THE PROBLEM: Starting with the first line and ending with the last, copy the entries word for word.

◆ ◆ ◆

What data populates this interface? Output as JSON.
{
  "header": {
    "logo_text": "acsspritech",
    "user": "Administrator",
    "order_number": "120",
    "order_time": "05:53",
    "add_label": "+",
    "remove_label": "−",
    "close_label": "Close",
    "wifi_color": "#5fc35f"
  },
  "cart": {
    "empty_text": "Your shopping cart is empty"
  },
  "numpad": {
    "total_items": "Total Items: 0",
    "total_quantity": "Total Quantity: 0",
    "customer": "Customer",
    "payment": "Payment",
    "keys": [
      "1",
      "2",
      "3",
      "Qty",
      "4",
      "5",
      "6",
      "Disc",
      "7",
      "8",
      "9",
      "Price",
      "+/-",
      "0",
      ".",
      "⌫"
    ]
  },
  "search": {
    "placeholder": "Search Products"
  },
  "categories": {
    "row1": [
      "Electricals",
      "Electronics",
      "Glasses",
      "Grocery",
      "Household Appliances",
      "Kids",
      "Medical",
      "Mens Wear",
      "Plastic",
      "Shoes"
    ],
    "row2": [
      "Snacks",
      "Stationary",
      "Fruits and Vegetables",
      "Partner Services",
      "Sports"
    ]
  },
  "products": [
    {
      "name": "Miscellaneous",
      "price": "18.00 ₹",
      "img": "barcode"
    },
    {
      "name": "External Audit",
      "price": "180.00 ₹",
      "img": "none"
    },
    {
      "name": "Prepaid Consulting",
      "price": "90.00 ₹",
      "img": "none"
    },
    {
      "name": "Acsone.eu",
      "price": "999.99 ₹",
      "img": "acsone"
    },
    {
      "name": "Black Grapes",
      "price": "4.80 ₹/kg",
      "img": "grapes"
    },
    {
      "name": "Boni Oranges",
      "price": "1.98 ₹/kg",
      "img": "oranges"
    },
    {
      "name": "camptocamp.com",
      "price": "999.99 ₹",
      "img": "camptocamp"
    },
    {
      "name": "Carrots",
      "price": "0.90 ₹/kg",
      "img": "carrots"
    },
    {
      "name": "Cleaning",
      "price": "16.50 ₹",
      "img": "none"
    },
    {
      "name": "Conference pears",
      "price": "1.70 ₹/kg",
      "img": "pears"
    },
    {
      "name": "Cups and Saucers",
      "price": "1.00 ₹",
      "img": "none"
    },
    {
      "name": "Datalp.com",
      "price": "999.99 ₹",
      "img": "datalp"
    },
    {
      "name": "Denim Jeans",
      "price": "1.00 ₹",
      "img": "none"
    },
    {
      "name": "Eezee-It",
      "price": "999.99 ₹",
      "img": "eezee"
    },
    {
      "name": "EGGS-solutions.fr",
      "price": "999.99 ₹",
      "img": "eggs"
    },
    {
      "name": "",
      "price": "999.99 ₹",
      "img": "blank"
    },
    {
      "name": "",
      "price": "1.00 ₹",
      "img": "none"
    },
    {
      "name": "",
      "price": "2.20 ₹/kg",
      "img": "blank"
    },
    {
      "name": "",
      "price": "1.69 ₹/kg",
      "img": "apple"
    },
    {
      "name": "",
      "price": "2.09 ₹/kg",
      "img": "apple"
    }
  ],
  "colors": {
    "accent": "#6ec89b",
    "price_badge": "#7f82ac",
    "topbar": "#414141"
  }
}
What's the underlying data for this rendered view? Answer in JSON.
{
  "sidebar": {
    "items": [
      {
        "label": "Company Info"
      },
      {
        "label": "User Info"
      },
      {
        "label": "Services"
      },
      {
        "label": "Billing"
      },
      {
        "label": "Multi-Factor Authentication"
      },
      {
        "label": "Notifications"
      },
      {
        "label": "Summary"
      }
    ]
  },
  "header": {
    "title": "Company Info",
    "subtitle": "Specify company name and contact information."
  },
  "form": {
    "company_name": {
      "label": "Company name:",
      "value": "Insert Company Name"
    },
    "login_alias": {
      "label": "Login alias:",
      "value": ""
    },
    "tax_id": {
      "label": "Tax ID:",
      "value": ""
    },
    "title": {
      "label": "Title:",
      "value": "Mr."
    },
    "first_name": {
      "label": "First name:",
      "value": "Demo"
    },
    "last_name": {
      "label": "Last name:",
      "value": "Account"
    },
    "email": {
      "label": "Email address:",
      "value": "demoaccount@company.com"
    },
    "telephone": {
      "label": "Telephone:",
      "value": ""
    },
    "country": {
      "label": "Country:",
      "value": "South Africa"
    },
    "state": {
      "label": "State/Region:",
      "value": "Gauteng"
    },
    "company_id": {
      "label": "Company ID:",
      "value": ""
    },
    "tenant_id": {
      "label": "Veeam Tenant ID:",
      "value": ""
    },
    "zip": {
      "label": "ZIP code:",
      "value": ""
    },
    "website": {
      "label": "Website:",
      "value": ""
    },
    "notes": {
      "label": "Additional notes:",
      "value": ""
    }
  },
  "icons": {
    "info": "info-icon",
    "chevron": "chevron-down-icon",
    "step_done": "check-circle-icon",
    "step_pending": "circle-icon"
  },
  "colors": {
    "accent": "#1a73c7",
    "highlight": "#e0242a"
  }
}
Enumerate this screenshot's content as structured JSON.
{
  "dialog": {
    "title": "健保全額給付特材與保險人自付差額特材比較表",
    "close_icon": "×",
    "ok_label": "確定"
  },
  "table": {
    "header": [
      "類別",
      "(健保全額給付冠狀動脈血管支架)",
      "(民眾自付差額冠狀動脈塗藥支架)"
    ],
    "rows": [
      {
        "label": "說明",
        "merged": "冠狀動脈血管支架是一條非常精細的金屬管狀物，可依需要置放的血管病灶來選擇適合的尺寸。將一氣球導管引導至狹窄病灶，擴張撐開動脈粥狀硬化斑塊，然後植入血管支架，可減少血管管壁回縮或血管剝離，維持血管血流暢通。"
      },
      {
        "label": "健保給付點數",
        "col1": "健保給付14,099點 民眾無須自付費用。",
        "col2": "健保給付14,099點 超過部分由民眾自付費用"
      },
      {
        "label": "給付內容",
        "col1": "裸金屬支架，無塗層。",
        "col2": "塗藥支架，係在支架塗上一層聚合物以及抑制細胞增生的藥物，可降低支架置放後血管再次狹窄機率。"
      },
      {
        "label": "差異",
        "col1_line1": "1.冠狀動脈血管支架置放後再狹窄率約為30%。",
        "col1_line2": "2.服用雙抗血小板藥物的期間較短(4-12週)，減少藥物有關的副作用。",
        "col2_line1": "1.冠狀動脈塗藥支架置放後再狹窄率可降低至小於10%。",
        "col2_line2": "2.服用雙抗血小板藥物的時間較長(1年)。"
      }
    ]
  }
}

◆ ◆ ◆

SOLUTION:
What data populates this interface? Output as JSON.
{
  "header": {
    "logo_text": "acsspritech",
    "user": "Administrator",
    "order_number": "120",
    "order_time": "05:53",
    "add_label": "+",
    "remove_label": "−",
    "close_label": "Close",
    "wifi_color": "#5fc35f"
  },
  "cart": {
    "empty_text": "Your shopping cart is empty"
  },
  "numpad": {
    "total_items": "Total Items: 0",
    "total_quantity": "Total Quantity: 0",
    "customer": "Customer",
    "payment": "Payment",
    "keys": [
      "1",
      "2",
      "3",
      "Qty",
      "4",
      "5",
      "6",
      "Disc",
      "7",
      "8",
      "9",
      "Price",
      "+/-",
      "0",
      ".",
      "⌫"
    ]
  },
  "search": {
    "placeholder": "Search Products"
  },
  "categories": {
    "row1": [
      "Electricals",
      "Electronics",
      "Glasses",
      "Grocery",
      "Household Appliances",
      "Kids",
      "Medical",
      "Mens Wear",
      "Plastic",
      "Shoes"
    ],
    "row2": [
      "Snacks",
      "Stationary",
      "Fruits and Vegetables",
      "Partner Services",
      "Sports"
    ]
  },
  "products": [
    {
      "name": "Miscellaneous",
      "price": "18.00 ₹",
      "img": "barcode"
    },
    {
      "name": "External Audit",
      "price": "180.00 ₹",
      "img": "none"
    },
    {
      "name": "Prepaid Consulting",
      "price": "90.00 ₹",
      "img": "none"
    },
    {
      "name": "Acsone.eu",
      "price": "999.99 ₹",
      "img": "acsone"
    },
    {
      "name": "Black Grapes",
      "price": "4.80 ₹/kg",
      "img": "grapes"
    },
    {
      "name": "Boni Oranges",
      "price": "1.98 ₹/kg",
      "img": "oranges"
    },
    {
      "name": "camptocamp.com",
      "price": "999.99 ₹",
      "img": "camptocamp"
    },
    {
      "name": "Carrots",
      "price": "0.90 ₹/kg",
      "img": "carrots"
    },
    {
      "name": "Cleaning",
      "price": "16.50 ₹",
      "img": "none"
    },
    {
      "name": "Conference pears",
      "price": "1.70 ₹/kg",
      "img": "pears"
    },
    {
      "name": "Cups and Saucers",
      "price": "1.00 ₹",
      "img": "none"
    },
    {
      "name": "Datalp.com",
      "price": "999.99 ₹",
      "img": "datalp"
    },
    {
      "name": "Denim Jeans",
      "price": "1.00 ₹",
      "img": "none"
    },
    {
      "name": "Eezee-It",
      "price": "999.99 ₹",
      "img": "eezee"
    },
    {
      "name": "EGGS-solutions.fr",
      "price": "999.99 ₹",
      "img": "eggs"
    },
    {
      "name": "",
      "price": "999.99 ₹",
      "img": "blank"
    },
    {
      "name": "",
      "price": "1.00 ₹",
      "img": "none"
    },
    {
      "name": "",
      "price": "2.20 ₹/kg",
      "img": "blank"
    },
    {
      "name": "",
      "price": "1.69 ₹/kg",
      "img": "apple"
    },
    {
      "name": "",
      "price": "2.09 ₹/kg",
      "img": "apple"
    }
  ],
  "colors": {
    "accent": "#6ec89b",
    "price_badge": "#7f82ac",
    "topbar": "#414141"
  }
}
What's the underlying data for this rendered view? Answer in JSON.
{
  "sidebar": {
    "items": [
      {
        "label": "Company Info"
      },
      {
        "label": "User Info"
      },
      {
        "label": "Services"
      },
      {
        "label": "Billing"
      },
      {
        "label": "Multi-Factor Authentication"
      },
      {
        "label": "Notifications"
      },
      {
        "label": "Summary"
      }
    ]
  },
  "header": {
    "title": "Company Info",
    "subtitle": "Specify company name and contact information."
  },
  "form": {
    "company_name": {
      "label": "Company name:",
      "value": "Insert Company Name"
    },
    "login_alias": {
      "label": "Login alias:",
      "value": ""
    },
    "tax_id": {
      "label": "Tax ID:",
      "value": ""
    },
    "title": {
      "label": "Title:",
      "value": "Mr."
    },
    "first_name": {
      "label": "First name:",
      "value": "Demo"
    },
    "last_name": {
      "label": "Last name:",
      "value": "Account"
    },
    "email": {
      "label": "Email address:",
      "value": "demoaccount@company.com"
    },
    "telephone": {
      "label": "Telephone:",
      "value": ""
    },
    "country": {
      "label": "Country:",
      "value": "South Africa"
    },
    "state": {
      "label": "State/Region:",
      "value": "Gauteng"
    },
    "company_id": {
      "label": "Company ID:",
      "value": ""
    },
    "tenant_id": {
      "label": "Veeam Tenant ID:",
      "value": ""
    },
    "zip": {
      "label": "ZIP code:",
      "value": ""
    },
    "website": {
      "label": "Website:",
      "value": ""
    },
    "notes": {
      "label": "Additional notes:",
      "value": ""
    }
  },
  "icons": {
    "info": "info-icon",
    "chevron": "chevron-down-icon",
    "step_done": "check-circle-icon",
    "step_pending": "circle-icon"
  },
  "colors": {
    "accent": "#1a73c7",
    "highlight": "#e0242a"
  }
}
Enumerate this screenshot's content as structured JSON.
{
  "dialog": {
    "title": "健保全額給付特材與保險人自付差額特材比較表",
    "close_icon": "×",
    "ok_label": "確定"
  },
  "table": {
    "header": [
      "類別",
      "(健保全額給付冠狀動脈血管支架)",
      "(民眾自付差額冠狀動脈塗藥支架)"
    ],
    "rows": [
      {
        "label": "說明",
        "merged": "冠狀動脈血管支架是一條非常精細的金屬管狀物，可依需要置放的血管病灶來選擇適合的尺寸。將一氣球導管引導至狹窄病灶，擴張撐開動脈粥狀硬化斑塊，然後植入血管支架，可減少血管管壁回縮或血管剝離，維持血管血流暢通。"
      },
      {
        "label": "健保給付點數",
        "col1": "健保給付14,099點 民眾無須自付費用。",
        "col2": "健保給付14,099點 超過部分由民眾自付費用"
      },
      {
        "label": "給付內容",
        "col1": "裸金屬支架，無塗層。",
        "col2": "塗藥支架，係在支架塗上一層聚合物以及抑制細胞增生的藥物，可降低支架置放後血管再次狹窄機率。"
      },
      {
        "label": "差異",
        "col1_line1": "1.冠狀動脈血管支架置放後再狹窄率約為30%。",
        "col1_line2": "2.服用雙抗血小板藥物的期間較短(4-12週)，減少藥物有關的副作用。",
        "col2_line1": "1.冠狀動脈塗藥支架置放後再狹窄率可降低至小於10%。",
        "col2_line2": "2.服用雙抗血小板藥物的時間較長(1年)。"
      }
    ]
  }
}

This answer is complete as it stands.